“If I am fortunate enough to be confirmed as Attorney General, I will certainly review and evaluate those policies, including the original justifications for the memorandum, as well as any relevant data and how circumstances may have changed or how they may change in the future.”
Chances are that if there’s one thing you know about Sessions and his views on cannabis in the past, it’s that he said quite clearly and bluntly that “good people don’t smoke marijuana”. His now-famous comments came during a hearing in which existing cannabis legislation at a state level was being discussed. In order to clarify exactly what he meant by this, Sessions was asked directly about his specific worlds.
“My words have been grossly mischaracterized and taken out of context,” he said.
“I was discussing the value of treating people for using dangerous and illegal drugs like marijuana, and the context in which treatment is successful.”
For the time being therefore, it is largely impossible to predict which direction Sessions and the Trump Administration in general will take cannabis policy going forward. It isn’t likely to become a key issue for the newly appointed White House staff for some time, given the way in which there are so many more pressing issues currently being dealt with. Or not, as the case may be.
Still, experts generally believe that things could head on one of a series of highly-possible actions over the coming months and years – some being considerably more preferable than others.
For example, the single most likely eventuality is that the current approach to cannabis legislation will be allowed to continue exactly as it exists today. Individual states will be able to pen and implement their own legislation, just as long as things don’t take a turn for the worse. That being said, it’s also perfectly possible that the government could take aim at the recreational cannabis community and industry, while either ignoring or fully supporting the medical marijuana trade.
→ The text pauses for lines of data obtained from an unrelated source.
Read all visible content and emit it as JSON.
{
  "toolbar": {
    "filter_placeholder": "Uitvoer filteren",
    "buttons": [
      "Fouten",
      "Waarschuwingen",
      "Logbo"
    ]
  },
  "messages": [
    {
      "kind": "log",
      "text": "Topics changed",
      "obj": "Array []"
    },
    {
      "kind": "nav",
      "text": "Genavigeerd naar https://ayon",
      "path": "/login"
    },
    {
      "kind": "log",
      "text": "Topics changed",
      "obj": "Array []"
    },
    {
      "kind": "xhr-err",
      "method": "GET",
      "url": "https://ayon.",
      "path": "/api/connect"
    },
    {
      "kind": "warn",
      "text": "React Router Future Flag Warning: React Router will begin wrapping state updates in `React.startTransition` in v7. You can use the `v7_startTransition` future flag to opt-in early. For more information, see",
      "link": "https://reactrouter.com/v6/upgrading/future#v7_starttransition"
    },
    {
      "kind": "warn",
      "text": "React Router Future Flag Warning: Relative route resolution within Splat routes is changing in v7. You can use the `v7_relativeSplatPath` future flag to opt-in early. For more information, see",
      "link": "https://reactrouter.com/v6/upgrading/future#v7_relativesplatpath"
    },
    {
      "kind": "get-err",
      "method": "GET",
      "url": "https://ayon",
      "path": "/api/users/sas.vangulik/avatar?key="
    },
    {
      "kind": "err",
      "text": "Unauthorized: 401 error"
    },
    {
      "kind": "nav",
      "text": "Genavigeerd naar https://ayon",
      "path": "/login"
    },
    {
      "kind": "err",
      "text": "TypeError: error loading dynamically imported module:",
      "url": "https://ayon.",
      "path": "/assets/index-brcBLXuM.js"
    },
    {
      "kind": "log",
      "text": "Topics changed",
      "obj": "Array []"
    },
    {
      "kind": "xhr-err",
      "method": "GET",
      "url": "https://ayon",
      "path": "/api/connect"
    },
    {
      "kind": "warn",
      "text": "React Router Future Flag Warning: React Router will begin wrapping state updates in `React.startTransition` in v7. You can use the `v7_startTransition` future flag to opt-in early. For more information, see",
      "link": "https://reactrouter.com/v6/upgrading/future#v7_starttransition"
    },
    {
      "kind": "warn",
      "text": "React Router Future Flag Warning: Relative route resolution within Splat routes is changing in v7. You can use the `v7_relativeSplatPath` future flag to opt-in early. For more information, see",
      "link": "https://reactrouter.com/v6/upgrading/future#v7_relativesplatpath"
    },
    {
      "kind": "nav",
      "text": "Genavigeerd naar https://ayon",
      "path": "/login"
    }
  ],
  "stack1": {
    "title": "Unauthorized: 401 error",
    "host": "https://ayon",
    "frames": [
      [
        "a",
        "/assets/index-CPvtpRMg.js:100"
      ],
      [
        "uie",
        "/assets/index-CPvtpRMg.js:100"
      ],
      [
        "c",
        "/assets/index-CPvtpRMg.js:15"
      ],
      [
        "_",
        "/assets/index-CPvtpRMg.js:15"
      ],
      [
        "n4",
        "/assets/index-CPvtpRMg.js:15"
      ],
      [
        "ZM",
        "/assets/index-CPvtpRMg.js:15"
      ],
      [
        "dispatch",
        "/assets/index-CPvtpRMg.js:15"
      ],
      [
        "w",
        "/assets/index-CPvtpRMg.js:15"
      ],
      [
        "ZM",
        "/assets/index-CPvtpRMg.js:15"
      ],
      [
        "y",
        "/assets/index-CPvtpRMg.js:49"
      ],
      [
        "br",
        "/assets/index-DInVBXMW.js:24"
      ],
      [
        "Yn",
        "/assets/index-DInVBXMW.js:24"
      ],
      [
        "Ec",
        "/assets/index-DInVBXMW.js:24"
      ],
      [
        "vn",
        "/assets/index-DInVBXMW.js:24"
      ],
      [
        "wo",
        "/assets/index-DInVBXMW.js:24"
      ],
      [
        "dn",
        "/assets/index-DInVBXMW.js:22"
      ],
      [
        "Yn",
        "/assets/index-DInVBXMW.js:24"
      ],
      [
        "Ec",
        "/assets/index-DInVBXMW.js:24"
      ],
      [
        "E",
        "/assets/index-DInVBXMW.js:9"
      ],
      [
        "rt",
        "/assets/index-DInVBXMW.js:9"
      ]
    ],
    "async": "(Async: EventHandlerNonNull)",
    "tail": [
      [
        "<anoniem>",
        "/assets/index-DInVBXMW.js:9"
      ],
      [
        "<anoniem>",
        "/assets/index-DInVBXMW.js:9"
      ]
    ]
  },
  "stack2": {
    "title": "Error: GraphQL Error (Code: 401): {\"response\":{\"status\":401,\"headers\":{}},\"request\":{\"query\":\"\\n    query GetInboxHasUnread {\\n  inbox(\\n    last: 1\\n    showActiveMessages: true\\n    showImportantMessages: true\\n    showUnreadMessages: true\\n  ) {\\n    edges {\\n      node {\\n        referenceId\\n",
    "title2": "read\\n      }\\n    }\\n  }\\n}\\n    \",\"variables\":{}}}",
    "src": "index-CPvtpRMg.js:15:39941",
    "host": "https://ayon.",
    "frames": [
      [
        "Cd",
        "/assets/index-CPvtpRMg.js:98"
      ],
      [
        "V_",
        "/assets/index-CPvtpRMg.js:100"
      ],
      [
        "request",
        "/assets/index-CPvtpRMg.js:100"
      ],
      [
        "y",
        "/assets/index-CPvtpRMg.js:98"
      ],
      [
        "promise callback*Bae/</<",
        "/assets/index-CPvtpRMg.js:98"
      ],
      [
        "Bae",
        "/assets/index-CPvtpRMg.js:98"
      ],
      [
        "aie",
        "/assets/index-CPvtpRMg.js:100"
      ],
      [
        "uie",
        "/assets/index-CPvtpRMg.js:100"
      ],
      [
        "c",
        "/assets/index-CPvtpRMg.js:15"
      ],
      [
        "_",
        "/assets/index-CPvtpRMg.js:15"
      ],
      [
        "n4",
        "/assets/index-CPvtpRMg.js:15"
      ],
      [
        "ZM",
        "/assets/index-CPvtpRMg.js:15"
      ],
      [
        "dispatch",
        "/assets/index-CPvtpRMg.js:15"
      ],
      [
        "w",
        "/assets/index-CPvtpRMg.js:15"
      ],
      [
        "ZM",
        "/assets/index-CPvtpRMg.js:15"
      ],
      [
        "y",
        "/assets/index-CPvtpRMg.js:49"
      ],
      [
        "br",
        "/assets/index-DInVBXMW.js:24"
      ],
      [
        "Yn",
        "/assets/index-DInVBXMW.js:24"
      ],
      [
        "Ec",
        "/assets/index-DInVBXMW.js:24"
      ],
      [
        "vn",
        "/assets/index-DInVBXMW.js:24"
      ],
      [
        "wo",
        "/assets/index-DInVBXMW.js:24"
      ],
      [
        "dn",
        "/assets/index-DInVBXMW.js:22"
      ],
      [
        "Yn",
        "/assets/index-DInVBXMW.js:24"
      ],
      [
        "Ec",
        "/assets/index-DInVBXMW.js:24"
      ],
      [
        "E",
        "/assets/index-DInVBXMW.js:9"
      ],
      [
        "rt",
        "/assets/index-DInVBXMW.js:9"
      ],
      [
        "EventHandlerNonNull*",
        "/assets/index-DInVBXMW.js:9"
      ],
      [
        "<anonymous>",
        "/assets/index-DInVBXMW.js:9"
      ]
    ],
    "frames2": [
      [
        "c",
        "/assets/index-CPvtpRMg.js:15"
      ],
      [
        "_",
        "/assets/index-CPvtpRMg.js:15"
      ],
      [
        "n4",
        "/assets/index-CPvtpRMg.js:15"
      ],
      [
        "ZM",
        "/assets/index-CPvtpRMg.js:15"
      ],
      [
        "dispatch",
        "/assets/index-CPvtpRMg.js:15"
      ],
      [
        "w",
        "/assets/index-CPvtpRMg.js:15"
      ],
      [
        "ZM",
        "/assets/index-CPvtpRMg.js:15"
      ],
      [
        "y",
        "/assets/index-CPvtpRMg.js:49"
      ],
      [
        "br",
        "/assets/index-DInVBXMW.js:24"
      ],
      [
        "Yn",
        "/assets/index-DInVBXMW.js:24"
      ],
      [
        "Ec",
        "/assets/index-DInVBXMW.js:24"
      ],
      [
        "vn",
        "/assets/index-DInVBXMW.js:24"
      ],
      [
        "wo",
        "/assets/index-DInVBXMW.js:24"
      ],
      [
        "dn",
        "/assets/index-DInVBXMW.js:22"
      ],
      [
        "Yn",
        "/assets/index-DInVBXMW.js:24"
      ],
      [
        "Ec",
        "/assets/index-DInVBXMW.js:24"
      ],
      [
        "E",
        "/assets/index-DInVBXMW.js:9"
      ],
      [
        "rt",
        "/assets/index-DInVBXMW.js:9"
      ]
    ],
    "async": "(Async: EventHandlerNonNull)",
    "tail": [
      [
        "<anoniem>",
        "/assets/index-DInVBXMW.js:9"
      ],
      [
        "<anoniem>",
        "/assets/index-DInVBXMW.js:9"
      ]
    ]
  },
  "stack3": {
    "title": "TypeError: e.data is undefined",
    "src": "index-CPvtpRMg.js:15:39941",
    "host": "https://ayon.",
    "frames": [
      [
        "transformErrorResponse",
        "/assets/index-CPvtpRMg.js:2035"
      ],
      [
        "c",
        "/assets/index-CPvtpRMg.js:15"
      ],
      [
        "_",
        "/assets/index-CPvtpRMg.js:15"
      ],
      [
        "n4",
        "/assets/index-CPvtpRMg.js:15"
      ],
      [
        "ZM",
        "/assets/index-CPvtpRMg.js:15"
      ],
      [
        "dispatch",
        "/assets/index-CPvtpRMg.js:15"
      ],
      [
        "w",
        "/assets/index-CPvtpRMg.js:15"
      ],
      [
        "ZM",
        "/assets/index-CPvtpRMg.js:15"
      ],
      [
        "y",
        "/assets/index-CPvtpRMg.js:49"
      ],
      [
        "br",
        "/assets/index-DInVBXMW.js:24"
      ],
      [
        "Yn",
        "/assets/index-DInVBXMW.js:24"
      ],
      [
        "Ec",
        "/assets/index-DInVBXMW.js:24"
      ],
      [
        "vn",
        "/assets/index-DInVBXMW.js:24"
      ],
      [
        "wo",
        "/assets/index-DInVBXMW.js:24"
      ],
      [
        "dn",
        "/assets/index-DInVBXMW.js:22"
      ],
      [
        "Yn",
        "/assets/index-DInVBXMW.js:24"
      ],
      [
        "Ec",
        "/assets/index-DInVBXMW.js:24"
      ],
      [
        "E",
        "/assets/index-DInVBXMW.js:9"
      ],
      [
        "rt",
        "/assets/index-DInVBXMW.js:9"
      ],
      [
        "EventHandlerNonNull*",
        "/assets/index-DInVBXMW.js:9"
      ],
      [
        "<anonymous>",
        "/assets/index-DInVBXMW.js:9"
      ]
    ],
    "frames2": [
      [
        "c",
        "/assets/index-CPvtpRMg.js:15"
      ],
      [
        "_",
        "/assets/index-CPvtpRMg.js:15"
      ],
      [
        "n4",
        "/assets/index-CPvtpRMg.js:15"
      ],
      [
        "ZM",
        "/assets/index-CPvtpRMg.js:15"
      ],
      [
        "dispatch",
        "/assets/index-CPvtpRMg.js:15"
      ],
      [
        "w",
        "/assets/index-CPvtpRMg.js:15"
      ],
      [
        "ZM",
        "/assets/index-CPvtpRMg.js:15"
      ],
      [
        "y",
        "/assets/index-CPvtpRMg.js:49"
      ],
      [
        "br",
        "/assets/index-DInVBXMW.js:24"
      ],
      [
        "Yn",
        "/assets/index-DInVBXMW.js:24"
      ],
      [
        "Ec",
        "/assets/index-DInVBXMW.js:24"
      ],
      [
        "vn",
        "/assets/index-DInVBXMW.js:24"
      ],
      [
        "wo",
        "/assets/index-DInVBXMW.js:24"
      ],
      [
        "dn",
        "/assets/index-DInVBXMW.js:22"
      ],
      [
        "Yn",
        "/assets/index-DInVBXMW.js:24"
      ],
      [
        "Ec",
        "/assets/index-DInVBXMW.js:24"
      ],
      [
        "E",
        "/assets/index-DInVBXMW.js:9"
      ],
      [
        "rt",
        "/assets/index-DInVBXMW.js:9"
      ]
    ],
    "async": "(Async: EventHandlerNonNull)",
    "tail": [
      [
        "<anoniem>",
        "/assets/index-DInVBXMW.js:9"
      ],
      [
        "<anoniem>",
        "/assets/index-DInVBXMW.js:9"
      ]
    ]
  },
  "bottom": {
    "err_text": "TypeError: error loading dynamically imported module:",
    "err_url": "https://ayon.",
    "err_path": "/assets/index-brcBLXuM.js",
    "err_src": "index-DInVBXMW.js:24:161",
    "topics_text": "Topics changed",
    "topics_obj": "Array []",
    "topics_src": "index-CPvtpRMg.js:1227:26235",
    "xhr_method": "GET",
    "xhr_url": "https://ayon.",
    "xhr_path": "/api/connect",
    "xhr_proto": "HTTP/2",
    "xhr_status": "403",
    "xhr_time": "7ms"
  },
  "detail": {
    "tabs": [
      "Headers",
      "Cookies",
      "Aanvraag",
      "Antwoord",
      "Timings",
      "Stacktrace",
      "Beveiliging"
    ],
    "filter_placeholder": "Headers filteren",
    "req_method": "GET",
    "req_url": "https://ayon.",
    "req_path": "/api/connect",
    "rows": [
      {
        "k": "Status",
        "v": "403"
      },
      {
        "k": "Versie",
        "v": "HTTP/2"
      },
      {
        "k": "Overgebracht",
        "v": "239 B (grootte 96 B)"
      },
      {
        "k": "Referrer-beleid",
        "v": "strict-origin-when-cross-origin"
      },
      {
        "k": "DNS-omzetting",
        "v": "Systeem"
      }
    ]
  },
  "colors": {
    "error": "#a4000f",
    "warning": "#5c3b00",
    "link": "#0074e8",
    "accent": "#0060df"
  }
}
The nuclear option is of course that Federal law could be enforced and the entire legal cannabis system abolished.
Last but not least, though highly improbable there is still a chance that Donald Trump, being the business man that he is, will see the incredible potential for legal cannabis to generate tens of billions of dollars for the US economy and give the whole system his support – recreational and medical cannabis alike.